PROBLEM TO SOLVE »
In the lines below, look for "this". Copy each line where it appears.

DATASET ENTRIES »

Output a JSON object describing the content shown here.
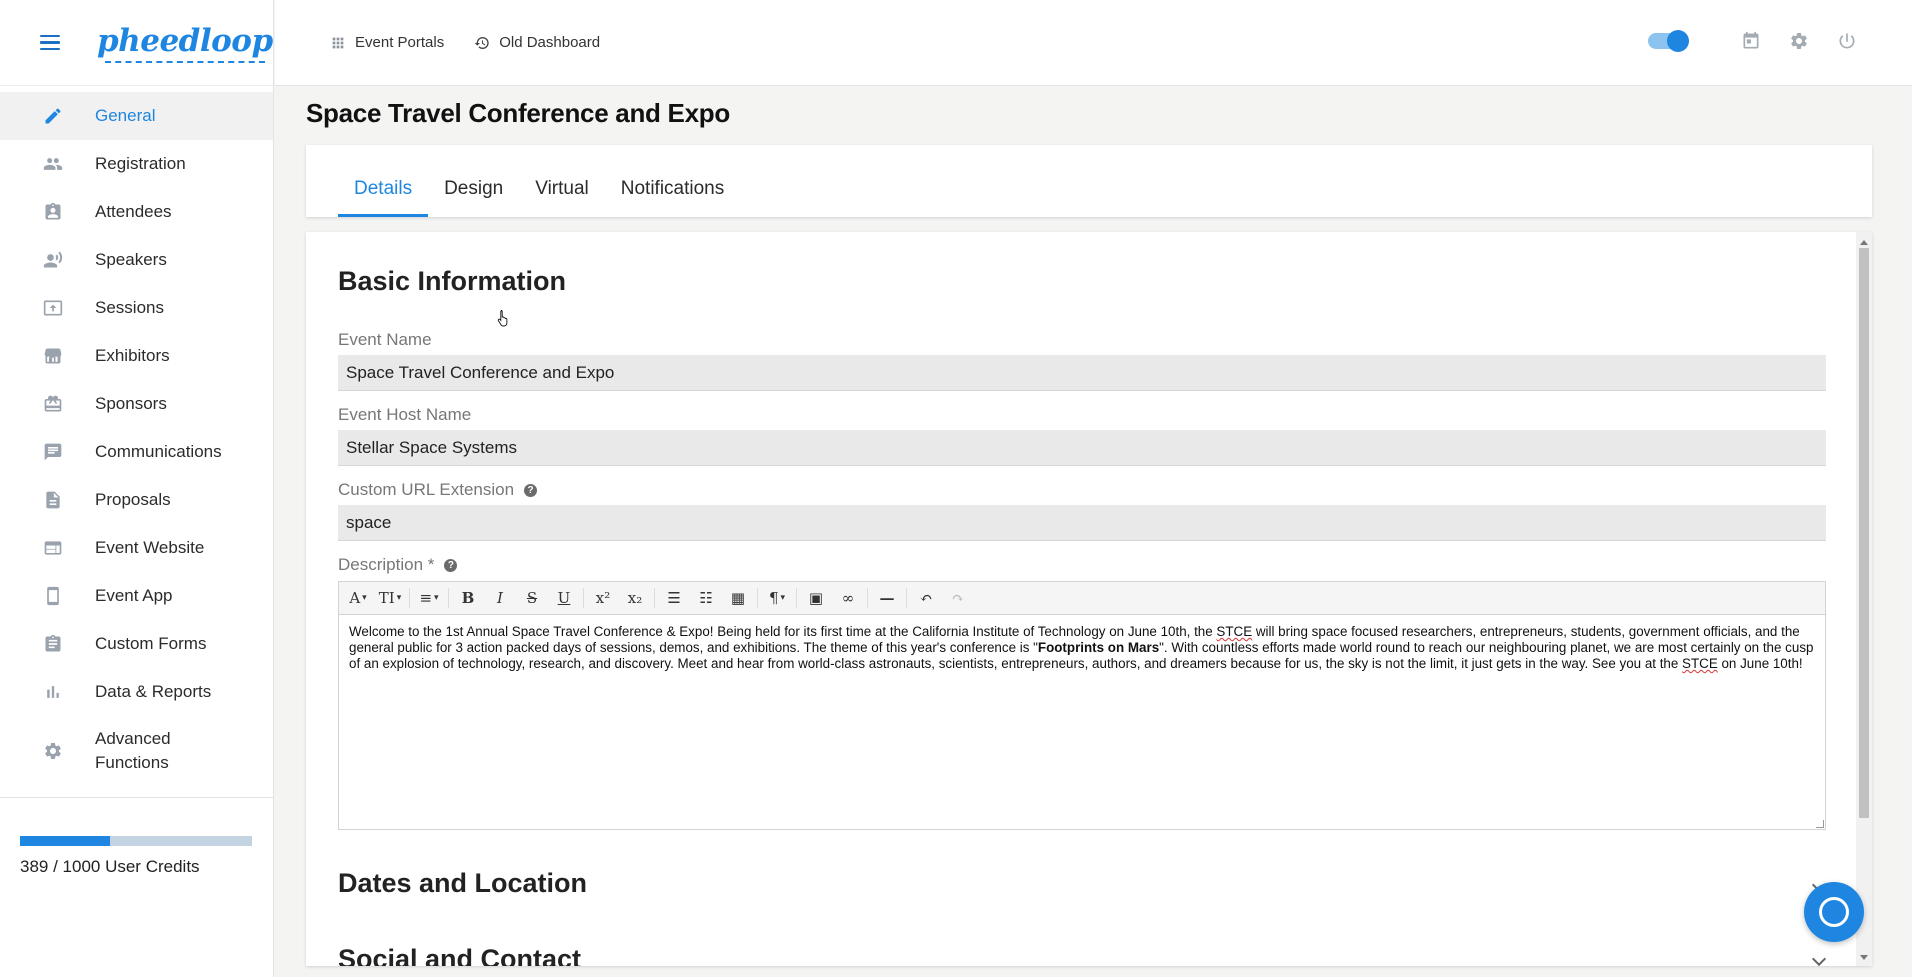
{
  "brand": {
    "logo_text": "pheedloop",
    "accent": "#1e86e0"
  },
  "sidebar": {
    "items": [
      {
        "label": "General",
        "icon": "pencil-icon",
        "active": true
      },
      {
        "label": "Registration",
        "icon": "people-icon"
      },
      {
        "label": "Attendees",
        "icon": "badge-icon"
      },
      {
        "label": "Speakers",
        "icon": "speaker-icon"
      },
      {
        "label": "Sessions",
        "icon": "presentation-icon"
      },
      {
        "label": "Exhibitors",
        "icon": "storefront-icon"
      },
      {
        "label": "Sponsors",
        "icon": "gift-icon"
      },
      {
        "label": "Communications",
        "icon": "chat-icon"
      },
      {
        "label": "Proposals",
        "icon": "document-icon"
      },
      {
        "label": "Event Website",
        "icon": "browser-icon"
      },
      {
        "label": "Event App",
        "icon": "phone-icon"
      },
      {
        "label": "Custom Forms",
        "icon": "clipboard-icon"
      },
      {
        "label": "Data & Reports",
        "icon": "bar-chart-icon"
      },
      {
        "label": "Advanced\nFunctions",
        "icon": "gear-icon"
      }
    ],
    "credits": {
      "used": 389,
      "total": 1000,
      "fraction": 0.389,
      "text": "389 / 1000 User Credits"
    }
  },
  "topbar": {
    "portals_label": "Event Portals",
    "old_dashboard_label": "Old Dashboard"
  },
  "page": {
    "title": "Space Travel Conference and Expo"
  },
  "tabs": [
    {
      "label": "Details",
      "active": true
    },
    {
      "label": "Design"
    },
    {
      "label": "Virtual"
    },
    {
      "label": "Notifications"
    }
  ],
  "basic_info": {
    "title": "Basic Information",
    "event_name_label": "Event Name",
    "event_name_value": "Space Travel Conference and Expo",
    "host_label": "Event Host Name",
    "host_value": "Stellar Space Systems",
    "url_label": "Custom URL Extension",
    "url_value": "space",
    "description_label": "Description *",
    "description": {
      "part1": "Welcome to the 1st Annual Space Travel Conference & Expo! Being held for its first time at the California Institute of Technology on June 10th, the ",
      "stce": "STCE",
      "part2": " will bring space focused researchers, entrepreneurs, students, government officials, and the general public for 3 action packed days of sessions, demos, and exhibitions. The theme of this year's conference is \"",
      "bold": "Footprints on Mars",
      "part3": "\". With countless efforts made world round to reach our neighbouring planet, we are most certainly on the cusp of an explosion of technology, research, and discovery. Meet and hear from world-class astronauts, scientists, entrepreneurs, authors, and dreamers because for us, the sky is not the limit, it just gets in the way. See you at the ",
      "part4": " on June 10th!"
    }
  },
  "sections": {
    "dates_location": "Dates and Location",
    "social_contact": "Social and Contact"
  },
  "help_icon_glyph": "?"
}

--

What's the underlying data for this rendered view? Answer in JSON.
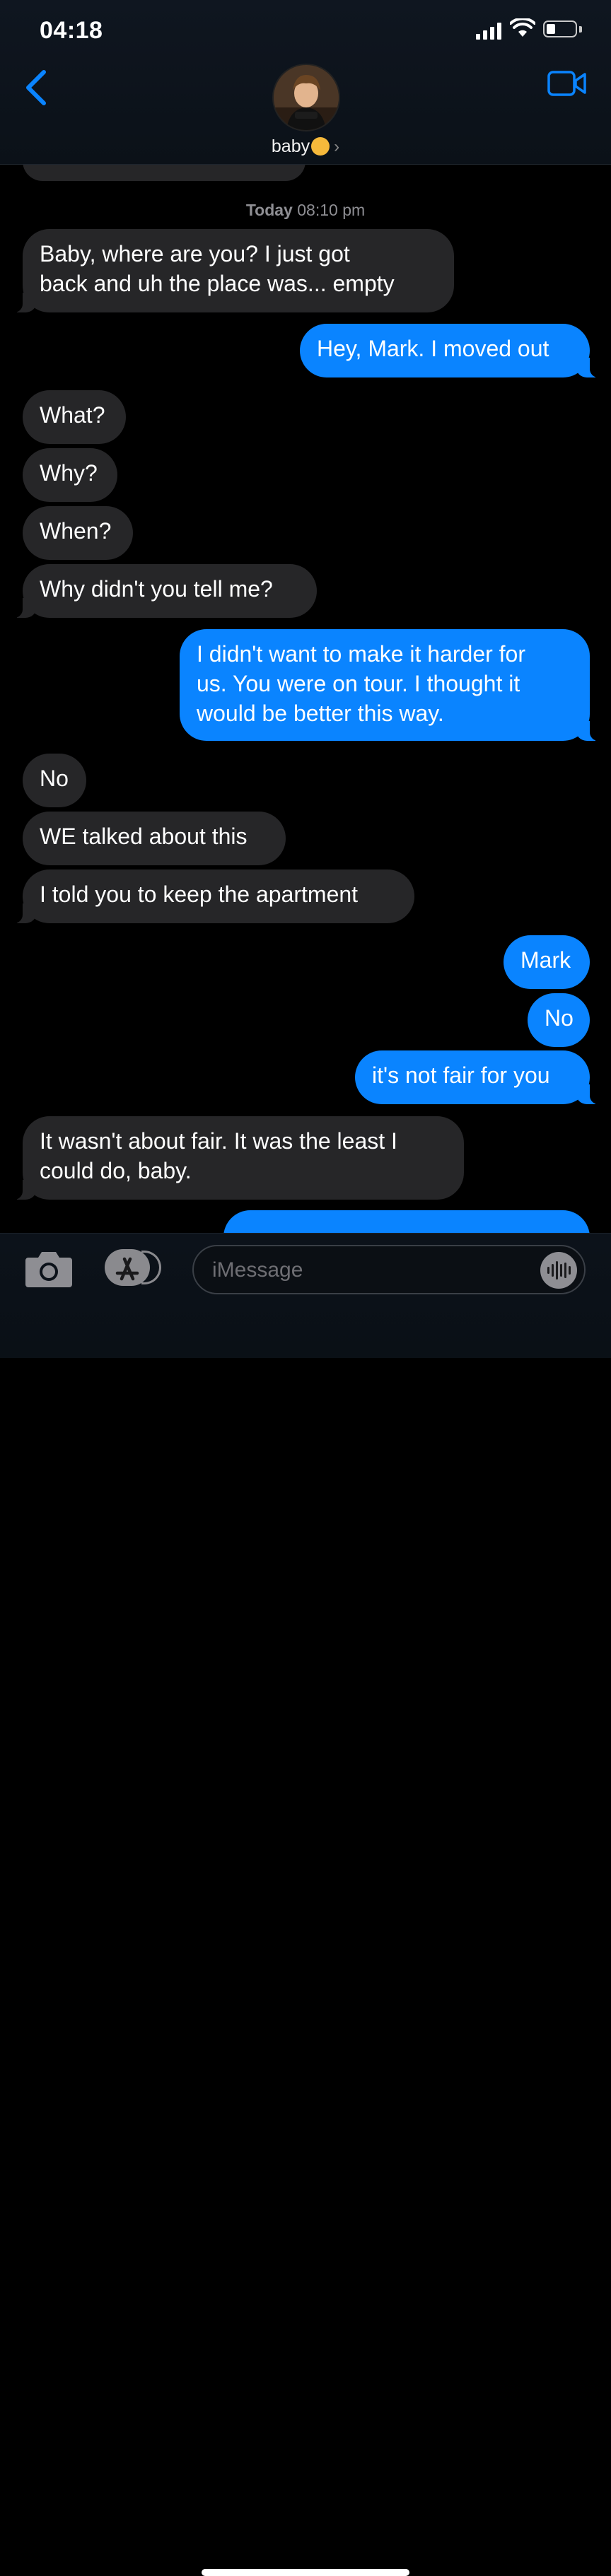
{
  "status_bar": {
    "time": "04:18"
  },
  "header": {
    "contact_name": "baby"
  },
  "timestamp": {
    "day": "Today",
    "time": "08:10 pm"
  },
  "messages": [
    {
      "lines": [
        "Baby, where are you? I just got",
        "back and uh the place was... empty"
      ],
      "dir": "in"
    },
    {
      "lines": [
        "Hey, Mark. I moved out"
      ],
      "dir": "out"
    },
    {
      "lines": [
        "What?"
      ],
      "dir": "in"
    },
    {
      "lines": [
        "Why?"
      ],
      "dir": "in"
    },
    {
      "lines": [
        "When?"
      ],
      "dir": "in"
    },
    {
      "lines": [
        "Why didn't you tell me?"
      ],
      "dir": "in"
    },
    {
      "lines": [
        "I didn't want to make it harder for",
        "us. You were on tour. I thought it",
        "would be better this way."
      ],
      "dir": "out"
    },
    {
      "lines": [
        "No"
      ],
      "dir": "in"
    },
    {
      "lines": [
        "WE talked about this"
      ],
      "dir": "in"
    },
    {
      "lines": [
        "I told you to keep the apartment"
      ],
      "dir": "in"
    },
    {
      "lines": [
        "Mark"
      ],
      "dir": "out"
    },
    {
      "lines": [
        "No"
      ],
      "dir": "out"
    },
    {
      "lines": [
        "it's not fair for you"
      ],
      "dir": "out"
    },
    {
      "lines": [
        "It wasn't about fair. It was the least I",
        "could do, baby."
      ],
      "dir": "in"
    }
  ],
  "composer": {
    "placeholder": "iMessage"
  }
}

WRITTEN SOLUTION »
      "part2": " will bring space focused researchers, entrepreneurs, students, government officials, and the general public for 3 action packed days of sessions, demos, and exhibitions. The theme of this year's conference is \"",
What's the underlying data for this rendered view? Answer in JSON.
        "would be better this way."
        "WE talked about this"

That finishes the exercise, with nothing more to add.